- **EXTRACTED ENTRIES**
══════════════════════════════

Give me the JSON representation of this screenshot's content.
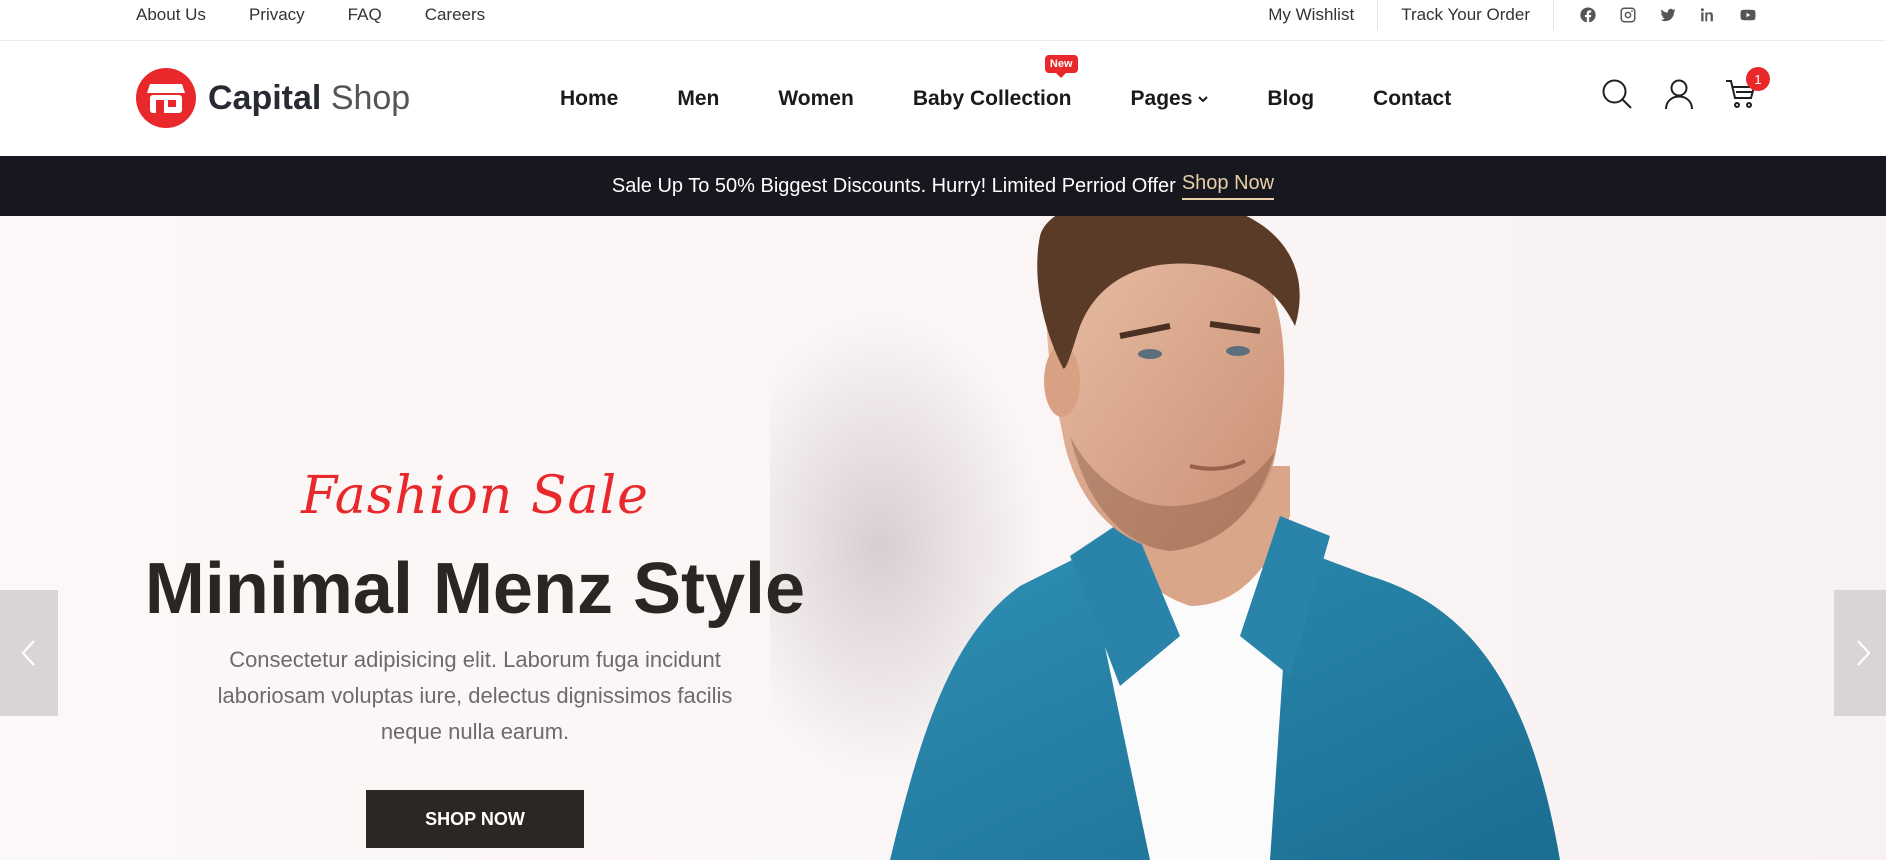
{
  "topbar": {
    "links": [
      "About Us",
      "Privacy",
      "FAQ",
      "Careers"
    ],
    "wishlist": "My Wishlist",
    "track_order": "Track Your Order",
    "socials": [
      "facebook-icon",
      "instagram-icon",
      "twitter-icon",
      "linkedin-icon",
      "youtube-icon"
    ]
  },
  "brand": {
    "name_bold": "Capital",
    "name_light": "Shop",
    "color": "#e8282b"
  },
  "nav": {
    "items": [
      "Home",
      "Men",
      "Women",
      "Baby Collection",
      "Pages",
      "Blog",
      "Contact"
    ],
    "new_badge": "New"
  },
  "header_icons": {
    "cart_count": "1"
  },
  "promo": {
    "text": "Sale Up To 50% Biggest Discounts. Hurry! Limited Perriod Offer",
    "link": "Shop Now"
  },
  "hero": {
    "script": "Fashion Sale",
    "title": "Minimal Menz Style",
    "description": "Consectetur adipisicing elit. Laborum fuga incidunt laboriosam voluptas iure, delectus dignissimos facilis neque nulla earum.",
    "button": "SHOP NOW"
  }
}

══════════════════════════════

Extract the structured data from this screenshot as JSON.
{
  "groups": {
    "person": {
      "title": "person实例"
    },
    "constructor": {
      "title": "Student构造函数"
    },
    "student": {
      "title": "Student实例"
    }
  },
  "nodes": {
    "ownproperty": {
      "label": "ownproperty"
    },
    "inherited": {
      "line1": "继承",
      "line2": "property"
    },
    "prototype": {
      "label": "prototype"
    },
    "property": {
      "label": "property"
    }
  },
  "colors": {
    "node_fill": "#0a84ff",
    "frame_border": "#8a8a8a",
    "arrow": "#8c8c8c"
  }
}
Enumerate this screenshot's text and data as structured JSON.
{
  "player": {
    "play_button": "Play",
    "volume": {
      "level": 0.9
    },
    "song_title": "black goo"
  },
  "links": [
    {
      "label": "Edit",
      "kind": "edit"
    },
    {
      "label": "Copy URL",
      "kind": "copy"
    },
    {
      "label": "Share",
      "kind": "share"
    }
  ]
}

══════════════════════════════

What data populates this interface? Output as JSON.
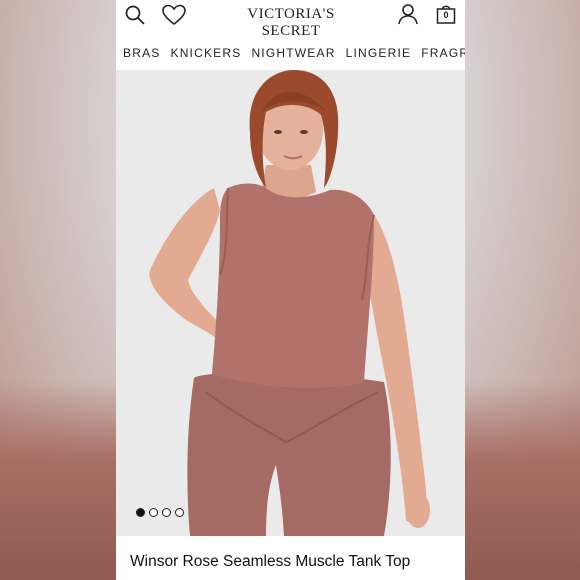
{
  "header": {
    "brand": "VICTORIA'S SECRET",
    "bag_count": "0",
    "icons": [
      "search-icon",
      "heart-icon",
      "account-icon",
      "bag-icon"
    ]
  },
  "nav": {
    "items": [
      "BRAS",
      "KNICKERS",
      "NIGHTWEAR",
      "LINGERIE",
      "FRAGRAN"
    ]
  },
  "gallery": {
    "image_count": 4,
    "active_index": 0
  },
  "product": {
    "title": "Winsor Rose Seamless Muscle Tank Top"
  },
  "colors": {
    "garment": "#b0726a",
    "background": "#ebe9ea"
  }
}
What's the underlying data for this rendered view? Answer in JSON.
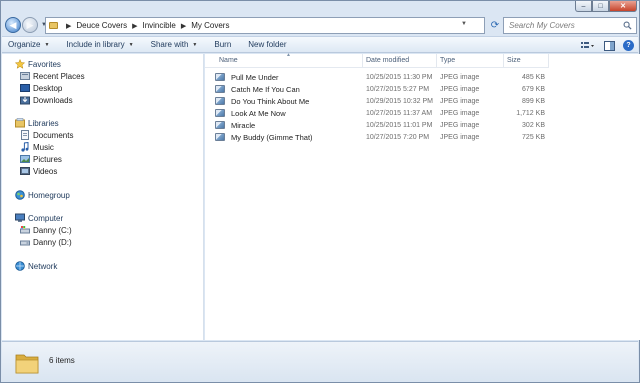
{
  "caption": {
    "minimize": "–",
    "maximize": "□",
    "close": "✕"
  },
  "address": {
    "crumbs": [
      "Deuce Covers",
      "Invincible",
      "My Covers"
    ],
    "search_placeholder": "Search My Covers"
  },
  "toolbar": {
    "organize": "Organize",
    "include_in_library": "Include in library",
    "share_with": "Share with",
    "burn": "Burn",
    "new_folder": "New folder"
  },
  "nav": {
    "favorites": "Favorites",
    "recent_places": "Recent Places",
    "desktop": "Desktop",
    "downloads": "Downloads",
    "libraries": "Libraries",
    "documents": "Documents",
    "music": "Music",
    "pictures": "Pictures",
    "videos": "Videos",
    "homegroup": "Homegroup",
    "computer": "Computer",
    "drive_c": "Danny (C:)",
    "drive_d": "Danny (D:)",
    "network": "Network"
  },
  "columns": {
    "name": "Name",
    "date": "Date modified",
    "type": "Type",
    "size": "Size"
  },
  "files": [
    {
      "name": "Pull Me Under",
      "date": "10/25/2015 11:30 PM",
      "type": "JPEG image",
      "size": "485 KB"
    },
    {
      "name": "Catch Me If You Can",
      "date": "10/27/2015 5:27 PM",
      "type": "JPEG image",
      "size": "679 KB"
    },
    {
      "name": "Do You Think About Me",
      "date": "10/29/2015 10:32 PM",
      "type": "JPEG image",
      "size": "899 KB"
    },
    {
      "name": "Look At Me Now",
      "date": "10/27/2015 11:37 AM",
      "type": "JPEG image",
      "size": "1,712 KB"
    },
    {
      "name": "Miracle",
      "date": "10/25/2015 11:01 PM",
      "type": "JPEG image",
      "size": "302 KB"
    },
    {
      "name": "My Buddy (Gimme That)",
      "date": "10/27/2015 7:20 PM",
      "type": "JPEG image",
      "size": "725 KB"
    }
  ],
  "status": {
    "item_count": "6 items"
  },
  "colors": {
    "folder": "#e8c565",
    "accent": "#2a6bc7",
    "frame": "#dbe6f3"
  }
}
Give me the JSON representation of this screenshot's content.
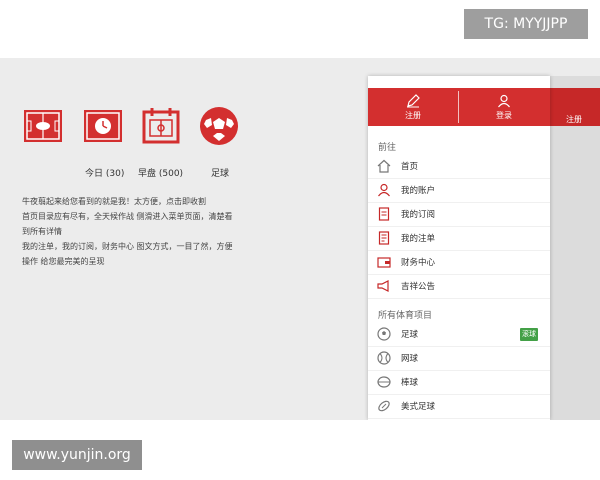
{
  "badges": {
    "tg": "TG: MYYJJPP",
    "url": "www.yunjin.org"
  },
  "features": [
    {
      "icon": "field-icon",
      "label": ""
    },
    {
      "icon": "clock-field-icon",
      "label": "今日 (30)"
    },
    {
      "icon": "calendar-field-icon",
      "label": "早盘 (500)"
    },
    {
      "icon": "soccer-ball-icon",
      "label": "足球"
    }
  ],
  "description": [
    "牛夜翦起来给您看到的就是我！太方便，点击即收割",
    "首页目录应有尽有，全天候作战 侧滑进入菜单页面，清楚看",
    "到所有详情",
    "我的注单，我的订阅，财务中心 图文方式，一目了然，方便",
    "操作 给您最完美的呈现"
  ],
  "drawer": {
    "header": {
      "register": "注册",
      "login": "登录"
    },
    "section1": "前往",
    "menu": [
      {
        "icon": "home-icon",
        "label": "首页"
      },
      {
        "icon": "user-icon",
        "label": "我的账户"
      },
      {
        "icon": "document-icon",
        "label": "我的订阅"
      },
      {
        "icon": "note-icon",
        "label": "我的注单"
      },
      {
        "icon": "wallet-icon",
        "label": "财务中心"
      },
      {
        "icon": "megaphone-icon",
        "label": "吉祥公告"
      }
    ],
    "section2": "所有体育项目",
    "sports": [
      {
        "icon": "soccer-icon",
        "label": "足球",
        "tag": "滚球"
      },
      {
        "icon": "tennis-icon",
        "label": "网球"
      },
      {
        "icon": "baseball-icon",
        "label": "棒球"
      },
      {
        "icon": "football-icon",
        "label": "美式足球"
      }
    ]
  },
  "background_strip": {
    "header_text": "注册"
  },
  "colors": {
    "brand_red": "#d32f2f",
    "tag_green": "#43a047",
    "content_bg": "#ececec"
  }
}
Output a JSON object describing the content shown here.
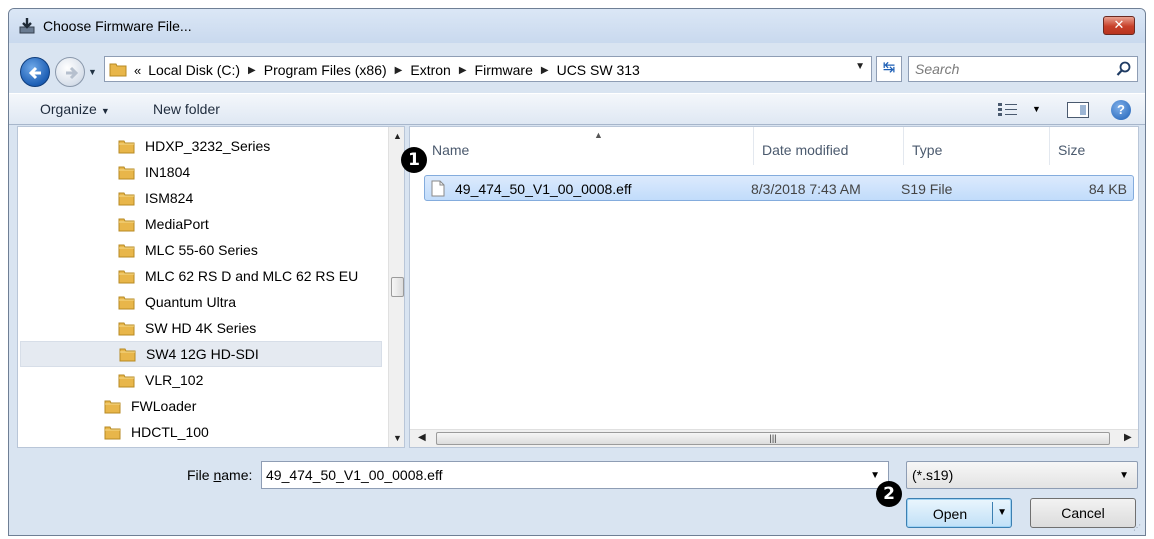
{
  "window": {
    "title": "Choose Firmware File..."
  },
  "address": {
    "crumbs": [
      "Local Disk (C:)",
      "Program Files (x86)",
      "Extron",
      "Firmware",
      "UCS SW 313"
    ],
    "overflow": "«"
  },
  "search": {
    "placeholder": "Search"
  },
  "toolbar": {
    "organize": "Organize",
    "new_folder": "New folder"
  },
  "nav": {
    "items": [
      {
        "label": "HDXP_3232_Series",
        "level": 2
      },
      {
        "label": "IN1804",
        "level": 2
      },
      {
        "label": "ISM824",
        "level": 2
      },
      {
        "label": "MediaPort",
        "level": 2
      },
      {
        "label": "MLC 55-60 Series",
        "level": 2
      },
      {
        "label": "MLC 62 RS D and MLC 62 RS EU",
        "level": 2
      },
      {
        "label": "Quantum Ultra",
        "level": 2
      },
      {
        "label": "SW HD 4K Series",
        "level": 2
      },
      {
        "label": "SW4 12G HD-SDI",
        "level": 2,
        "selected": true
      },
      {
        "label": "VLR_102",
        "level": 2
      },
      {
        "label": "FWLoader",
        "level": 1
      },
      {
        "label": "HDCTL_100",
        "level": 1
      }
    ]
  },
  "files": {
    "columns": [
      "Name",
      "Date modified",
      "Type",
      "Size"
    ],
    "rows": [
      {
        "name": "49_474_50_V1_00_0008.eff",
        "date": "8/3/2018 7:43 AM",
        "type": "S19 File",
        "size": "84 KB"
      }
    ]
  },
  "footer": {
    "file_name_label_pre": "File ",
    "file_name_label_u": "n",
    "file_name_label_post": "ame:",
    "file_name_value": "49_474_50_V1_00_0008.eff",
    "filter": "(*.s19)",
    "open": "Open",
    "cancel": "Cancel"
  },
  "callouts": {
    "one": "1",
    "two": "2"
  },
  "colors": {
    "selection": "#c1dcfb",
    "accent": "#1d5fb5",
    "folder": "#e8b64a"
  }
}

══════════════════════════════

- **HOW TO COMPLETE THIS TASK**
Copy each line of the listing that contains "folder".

- **ANSWER BOX**
    "new_folder": "New folder"
    "folder": "#e8c565",
    "new_folder": "New folder"
    "folder": "#e8b64a"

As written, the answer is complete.